Hadley Wickham has once again1 made R ridiculously better. Not only is dplyr incredibly fast, but the new syntax allows for some really complex operations to be expressed in a ridiculously beautiful way.

Consider a data set, course, with a student identifier, sid, a course identifier, courseno, a quarter, quarter, and a grade on a scale of 0 to 4, gpa. What if I wanted to know the number of a courses a student has failed over the entire year, as defined by having an overall grade of less than a 1.0?

In dplyr:

course %.% 
group_by(sid, courseno) %.%
summarise(gpa = mean(gpa)) %.%
filter(gpa <= 1.0) %.%
summarise(fails = n())

I refuse to even sully this post with the way I would have solved this problem in the past.

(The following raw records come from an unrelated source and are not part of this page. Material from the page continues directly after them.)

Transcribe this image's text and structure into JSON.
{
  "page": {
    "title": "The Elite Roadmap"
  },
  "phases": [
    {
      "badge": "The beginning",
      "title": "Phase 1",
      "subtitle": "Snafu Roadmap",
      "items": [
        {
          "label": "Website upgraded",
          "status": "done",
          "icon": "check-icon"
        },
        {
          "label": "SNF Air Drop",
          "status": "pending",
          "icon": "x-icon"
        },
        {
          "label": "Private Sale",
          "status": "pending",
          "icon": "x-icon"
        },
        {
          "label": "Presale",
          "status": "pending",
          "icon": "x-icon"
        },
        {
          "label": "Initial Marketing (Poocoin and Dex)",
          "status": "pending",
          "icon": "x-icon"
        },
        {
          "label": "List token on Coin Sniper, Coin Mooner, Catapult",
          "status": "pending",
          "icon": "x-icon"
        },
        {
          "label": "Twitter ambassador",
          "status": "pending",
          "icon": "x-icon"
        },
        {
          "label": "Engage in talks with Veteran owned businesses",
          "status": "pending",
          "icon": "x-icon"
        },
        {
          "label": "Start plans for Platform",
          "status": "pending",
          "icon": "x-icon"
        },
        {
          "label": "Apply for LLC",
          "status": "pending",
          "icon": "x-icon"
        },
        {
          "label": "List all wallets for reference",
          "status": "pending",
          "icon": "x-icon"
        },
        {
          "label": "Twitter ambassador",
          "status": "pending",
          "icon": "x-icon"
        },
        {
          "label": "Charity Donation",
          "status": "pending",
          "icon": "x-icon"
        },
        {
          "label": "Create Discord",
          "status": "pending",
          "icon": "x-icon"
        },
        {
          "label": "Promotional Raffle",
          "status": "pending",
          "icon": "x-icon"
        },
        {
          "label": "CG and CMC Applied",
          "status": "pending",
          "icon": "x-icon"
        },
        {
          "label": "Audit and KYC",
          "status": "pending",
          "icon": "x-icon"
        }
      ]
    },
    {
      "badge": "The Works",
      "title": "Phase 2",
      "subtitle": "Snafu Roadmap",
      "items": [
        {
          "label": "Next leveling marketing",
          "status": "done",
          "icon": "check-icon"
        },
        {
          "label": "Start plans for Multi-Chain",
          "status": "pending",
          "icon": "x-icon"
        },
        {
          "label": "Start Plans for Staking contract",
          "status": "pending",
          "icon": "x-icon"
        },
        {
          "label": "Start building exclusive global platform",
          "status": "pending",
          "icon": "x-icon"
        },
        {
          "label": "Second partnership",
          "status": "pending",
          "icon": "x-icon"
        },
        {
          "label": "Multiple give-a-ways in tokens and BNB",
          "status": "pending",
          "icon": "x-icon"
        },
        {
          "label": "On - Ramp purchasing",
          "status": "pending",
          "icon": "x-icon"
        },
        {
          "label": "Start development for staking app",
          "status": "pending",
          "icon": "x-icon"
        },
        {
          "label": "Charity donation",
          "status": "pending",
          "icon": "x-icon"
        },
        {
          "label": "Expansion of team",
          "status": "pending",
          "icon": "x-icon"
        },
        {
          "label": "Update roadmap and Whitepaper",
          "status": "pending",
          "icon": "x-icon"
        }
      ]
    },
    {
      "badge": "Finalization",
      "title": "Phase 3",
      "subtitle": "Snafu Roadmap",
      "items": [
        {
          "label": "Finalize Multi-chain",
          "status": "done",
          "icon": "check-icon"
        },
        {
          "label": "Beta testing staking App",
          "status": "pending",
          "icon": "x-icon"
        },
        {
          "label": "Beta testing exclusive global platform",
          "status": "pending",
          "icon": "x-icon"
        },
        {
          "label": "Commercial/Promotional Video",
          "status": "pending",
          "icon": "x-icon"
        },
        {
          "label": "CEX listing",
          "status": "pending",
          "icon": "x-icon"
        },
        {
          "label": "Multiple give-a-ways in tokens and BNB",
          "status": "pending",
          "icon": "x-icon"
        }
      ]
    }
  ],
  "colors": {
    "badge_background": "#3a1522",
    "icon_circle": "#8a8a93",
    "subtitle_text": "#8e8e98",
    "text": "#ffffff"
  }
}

  1. Seriously, how many of the packages he has managed/written are indispensable to using R today? It is no exaggeration to say that the world would have many more Stata, SPSS, and SAS users if not for Hadleyverse. ↩︎